The site also includes a section on technique that includes a discussion of his palette, a brief step-through of the editorial illustration process, a discussion of influences and a few step-through painting sequences (again with the roll-over dots navigation, but I’m picking nits).

In addition there is a Bio, a FAQ and a section of books, prints, card proofs and original art for sale.

The News section indicates that Giancola will be participating, along with Dan Dos Santos, Julie Bell, Boris Vallejo, Scott Fisher, Rebecca Guay and Greg Manchess, in a week-long Illustration Master Class to be held in Amherst, MA from June 16-22, 2008. (If you’re interested, act soon; attendance is limited to 90.) Special guest for the event will be Tor/Forge/Starscape Books art director extraordinaire Irene Gallo, whose informative and fascinating blog The Art Department features several mentions of Giancola.

Eric Feng

Eric FengEric Feng, a.k.a. Freic, draws images of what might be called constructs, combining mechanical elements with stylized forms from humans, birds, insects and other animals.

He draws them in elegant vector lines, usually monochromatic, but with delicate traceries of softer tones and transparencies, giving them a feeling of depth and x-ray dimensionality.
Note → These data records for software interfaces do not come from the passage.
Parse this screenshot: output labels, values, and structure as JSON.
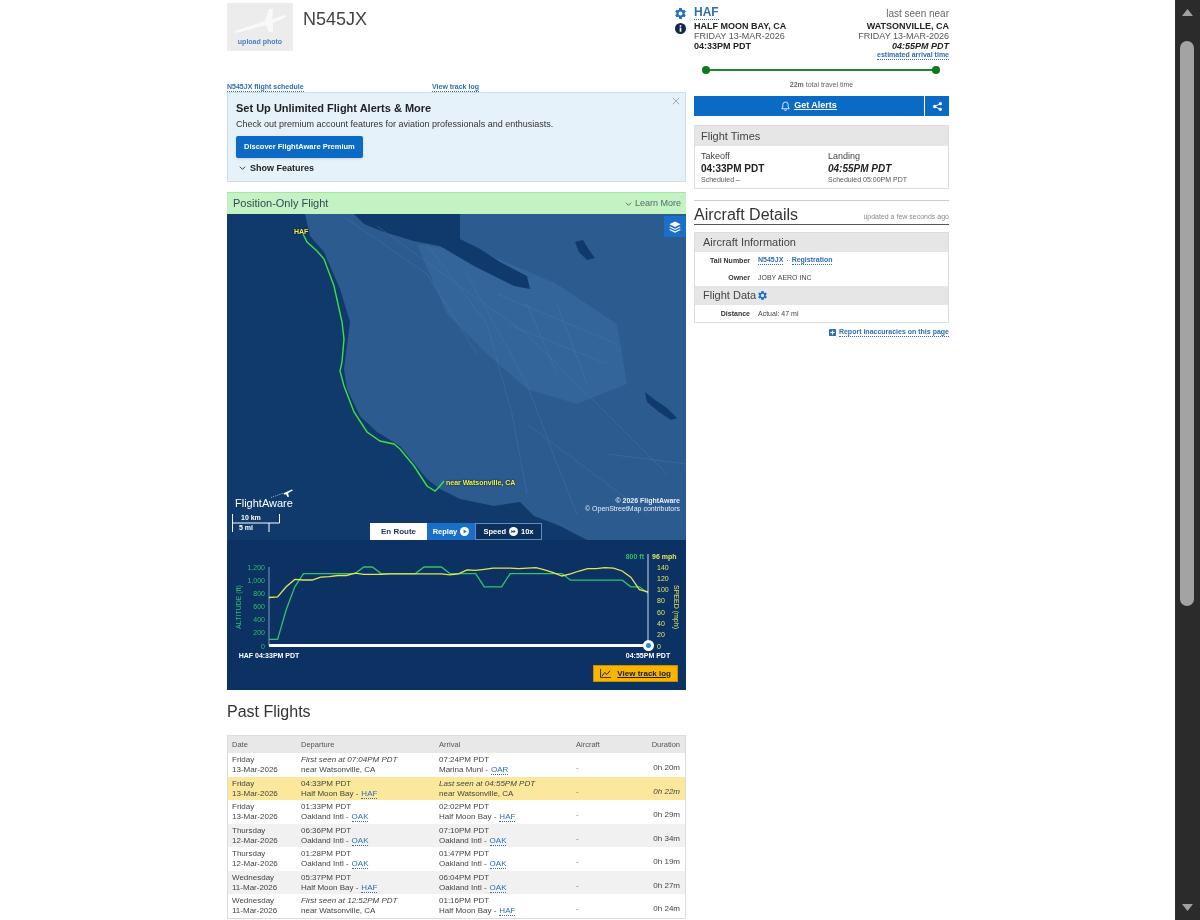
{
  "aircraft": {
    "tail_number": "N545JX",
    "photo_link": "upload photo",
    "links": [
      "N545JX flight schedule",
      "View track log"
    ]
  },
  "promo": {
    "title": "Set Up Unlimited Flight Alerts & More",
    "text": "Check out premium account features for aviation professionals and enthusiasts.",
    "button": "Discover FlightAware Premium",
    "toggle": {
      "label": "Show Features",
      "expanded": false
    }
  },
  "flight_banner": {
    "label": "Position-Only Flight",
    "link": "Learn More"
  },
  "map": {
    "origin_label": "HAF",
    "position_label": "near Watsonville, CA",
    "logo": "FlightAware",
    "scale": [
      "10 km",
      "5 mi"
    ],
    "attribution": [
      "© 2026 FlightAware",
      "© OpenStreetMap contributors"
    ],
    "controls": [
      {
        "kind": "status",
        "label": "En Route"
      },
      {
        "kind": "replay",
        "label": "Replay"
      },
      {
        "kind": "speed",
        "label": "Speed",
        "value": "10x"
      }
    ]
  },
  "track_chart": {
    "chart_data": [
      {
        "type": "line",
        "ylabel": "ALTITUDE (ft)",
        "y2label": "SPEED (mph)",
        "categories": [
          "HAF 04:33PM PDT",
          null,
          null,
          null,
          null,
          null,
          null,
          null,
          null,
          null,
          null,
          null,
          null,
          null,
          null,
          null,
          null,
          null,
          null,
          null,
          null,
          null,
          null,
          null,
          null,
          null,
          null,
          null,
          null,
          null,
          null,
          null,
          null,
          null,
          null,
          null,
          null,
          null,
          null,
          null,
          null,
          null,
          null,
          null,
          "04:55PM PDT"
        ],
        "ylim": [
          0,
          1200
        ],
        "y2lim": [
          0,
          140
        ],
        "yticks": [
          0,
          200,
          400,
          600,
          800,
          {
            "value": 1000,
            "label": "1,000"
          },
          {
            "value": 1200,
            "label": "1,200"
          }
        ],
        "y2ticks": [
          0,
          20,
          40,
          60,
          80,
          100,
          120,
          140
        ],
        "series": [
          {
            "color": "#33c26b",
            "values": [
              100,
              100,
              550,
              900,
              1100,
              1100,
              1100,
              1100,
              1100,
              1100,
              1100,
              1200,
              1200,
              1100,
              1100,
              1100,
              1100,
              1100,
              1200,
              1200,
              1200,
              1100,
              1100,
              1100,
              1100,
              900,
              900,
              900,
              1100,
              1100,
              1100,
              1100,
              1100,
              1100,
              1100,
              1000,
              1000,
              1000,
              1000,
              1000,
              1000,
              1000,
              900,
              900,
              800
            ]
          },
          {
            "color": "#e2e655",
            "axis": "y2",
            "values": [
              86,
              87,
              105,
              118,
              117,
              117,
              122,
              123,
              125,
              125,
              129,
              127,
              127,
              127,
              128,
              128,
              128,
              128,
              128,
              128,
              128,
              126,
              128,
              135,
              134,
              136,
              138,
              138,
              138,
              137,
              138,
              139,
              135,
              130,
              124,
              128,
              133,
              137,
              137,
              139,
              138,
              133,
              122,
              100,
              96
            ]
          }
        ],
        "annotations": [
          "800 ft",
          "96 mph"
        ]
      }
    ],
    "replay_slider": {
      "level": 1
    },
    "button": "View track log"
  },
  "past_flights": {
    "title": "Past Flights",
    "columns": [
      "Date",
      "Departure",
      "Arrival",
      "Aircraft",
      "Duration"
    ],
    "rows": [
      {
        "selected": false,
        "day": "Friday",
        "date": "13-Mar-2026",
        "departure": {
          "time": "First seen at 07:04PM PDT",
          "estimated": true,
          "place": "near Watsonville, CA"
        },
        "arrival": {
          "time": "07:24PM PDT",
          "estimated": false,
          "place": "Marina Muni -",
          "code": "OAR"
        },
        "aircraft": "-",
        "duration": "0h 20m",
        "duration_estimated": false
      },
      {
        "selected": true,
        "day": "Friday",
        "date": "13-Mar-2026",
        "departure": {
          "time": "04:33PM PDT",
          "estimated": false,
          "place": "Half Moon Bay -",
          "code": "HAF"
        },
        "arrival": {
          "time": "Last seen at 04:55PM PDT",
          "estimated": true,
          "place": "near Watsonville, CA"
        },
        "aircraft": "-",
        "duration": "0h 22m",
        "duration_estimated": true
      },
      {
        "selected": false,
        "day": "Friday",
        "date": "13-Mar-2026",
        "departure": {
          "time": "01:33PM PDT",
          "estimated": false,
          "place": "Oakland Intl -",
          "code": "OAK"
        },
        "arrival": {
          "time": "02:02PM PDT",
          "estimated": false,
          "place": "Half Moon Bay -",
          "code": "HAF"
        },
        "aircraft": "-",
        "duration": "0h 29m",
        "duration_estimated": false
      },
      {
        "selected": false,
        "day": "Thursday",
        "date": "12-Mar-2026",
        "departure": {
          "time": "06:36PM PDT",
          "estimated": false,
          "place": "Oakland Intl -",
          "code": "OAK"
        },
        "arrival": {
          "time": "07:10PM PDT",
          "estimated": false,
          "place": "Oakland Intl -",
          "code": "OAK"
        },
        "aircraft": "-",
        "duration": "0h 34m",
        "duration_estimated": false
      },
      {
        "selected": false,
        "day": "Thursday",
        "date": "12-Mar-2026",
        "departure": {
          "time": "01:28PM PDT",
          "estimated": false,
          "place": "Oakland Intl -",
          "code": "OAK"
        },
        "arrival": {
          "time": "01:47PM PDT",
          "estimated": false,
          "place": "Oakland Intl -",
          "code": "OAK"
        },
        "aircraft": "-",
        "duration": "0h 19m",
        "duration_estimated": false
      },
      {
        "selected": false,
        "day": "Wednesday",
        "date": "11-Mar-2026",
        "departure": {
          "time": "05:37PM PDT",
          "estimated": false,
          "place": "Half Moon Bay -",
          "code": "HAF"
        },
        "arrival": {
          "time": "06:04PM PDT",
          "estimated": false,
          "place": "Oakland Intl -",
          "code": "OAK"
        },
        "aircraft": "-",
        "duration": "0h 27m",
        "duration_estimated": false
      },
      {
        "selected": false,
        "day": "Wednesday",
        "date": "11-Mar-2026",
        "departure": {
          "time": "First seen at 12:52PM PDT",
          "estimated": true,
          "place": "near Watsonville, CA"
        },
        "arrival": {
          "time": "01:16PM PDT",
          "estimated": false,
          "place": "Half Moon Bay -",
          "code": "HAF"
        },
        "aircraft": "-",
        "duration": "0h 24m",
        "duration_estimated": false
      }
    ]
  },
  "flight": {
    "origin": {
      "code": "HAF",
      "city": "HALF MOON BAY, CA",
      "date": "FRIDAY 13-MAR-2026",
      "time": "04:33PM PDT",
      "estimated": false
    },
    "destination": {
      "label": "last seen near",
      "city": "WATSONVILLE, CA",
      "date": "FRIDAY 13-MAR-2026",
      "time": "04:55PM PDT",
      "estimated": true,
      "note": "estimated arrival time"
    },
    "progress": {
      "level": 1
    },
    "travel_time": "**22m** total travel time"
  },
  "alerts_button": "Get Alerts",
  "flight_times": {
    "title": "Flight Times",
    "columns": [
      {
        "label": "Takeoff",
        "time": "04:33PM PDT",
        "estimated": false,
        "scheduled": "Scheduled –"
      },
      {
        "label": "Landing",
        "time": "04:55PM PDT",
        "estimated": true,
        "scheduled": "Scheduled 05:00PM PDT"
      }
    ]
  },
  "aircraft_details": {
    "title": "Aircraft Details",
    "updated": "updated a few seconds ago",
    "sections": [
      {
        "title": "Aircraft Information",
        "settings": false,
        "rows": [
          {
            "label": "Tail Number",
            "parts": [
              {
                "text": "N545JX",
                "link": true
              },
              {
                "text": "·",
                "link": false
              },
              {
                "text": "Registration",
                "link": true
              }
            ]
          },
          {
            "label": "Owner",
            "parts": [
              {
                "text": "JOBY AERO INC",
                "link": false
              }
            ]
          }
        ]
      },
      {
        "title": "Flight Data",
        "settings": true,
        "rows": [
          {
            "label": "Distance",
            "parts": [
              {
                "text": "Actual: 47 mi",
                "link": false
              }
            ]
          }
        ]
      }
    ]
  },
  "report_link": "Report inaccuracies on this page"
}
The resulting drawings have a charm and informality that belies their vector origin.

His… entities have a charming whimsical appeal and are fascinating in their blending of the mechanical and natural forms. A bobbin-headed, Buddha-faced, doll-like character fishes out of the head of an elephantine mechanism apparently equipped for water and air travel. Owls have wheels. His Buddha-faced child wears an airplane. Mechanical birds sit in trees, and monkeys perch on the branches of a mechanical tree.

The galleries on his site, Fericstudio, are divided into Fevolution I, Fevoultion II and Inside Out. The later contains animated pieces as well as stills from a longer animation by that title. (There is a link to a video, but I couldn’t get it to come up in Safari or Firefox for Mac.)

In the still image galleries, many of the drawings have options to view enlargements or image variations.

[Link via Netdiver]

Stephen Rothwell

Stephen Rothwell - Dark House Quarter
In 1934 Max Ernst published a Une Semaine de Bonté (A Week of Kindness), a Surrealist novel in collage. Ernst created his work, which I think is one of the earliest works that could be called a “graphic novel”, by painstakingly cutting out images from engraved catalog and periodical illustrations and arranging them in fascinating, sometimes jarring scenes that reel out into a dreamlike, subconscious narrative.

Modern computer technology makes the process of image based or photo-collage considerably simpler (as I can attest from my forays into X-acto knife and rubber cement collage as a teenager), but creating good, effective collage is still a challenge to the creative eye and imagination. (See my post on the remarkable photo-collages of Emily Allchurch).

Stephen Rothwell, about whom I can find little other information on the web, has created a modern collage story in a similar spirit to Ernst called Dark House Quarter. Rothwell draws on archival photographs rather then engravings, but with a similar tone of staid images from former years rendered asunder by their dream state juxtapositions.

Rothwell, like Ernst, matches his source imagery in a way that produces pictures that feel consistent and whole within themselves. Rothwell’s compostions are sometimes in sepia tones and sometimes in color that has been added to black and white images.

Also like his Surrealist predecessors, Rothwell intends for his images to provoke and disturb, but I never get the feeling he’s going for the cheap shock value present in some of the lowbrow art and so-called “Pop Surrealism” that is currently popular.

The narrative, such as it is, is more subconscious than overt. Apparently something bad has happened, or is happening, perhaps war. The images, though, are fascinating, each one a tableaux of disparate components that fit together with emotive effect.

[Link via BoingBoing]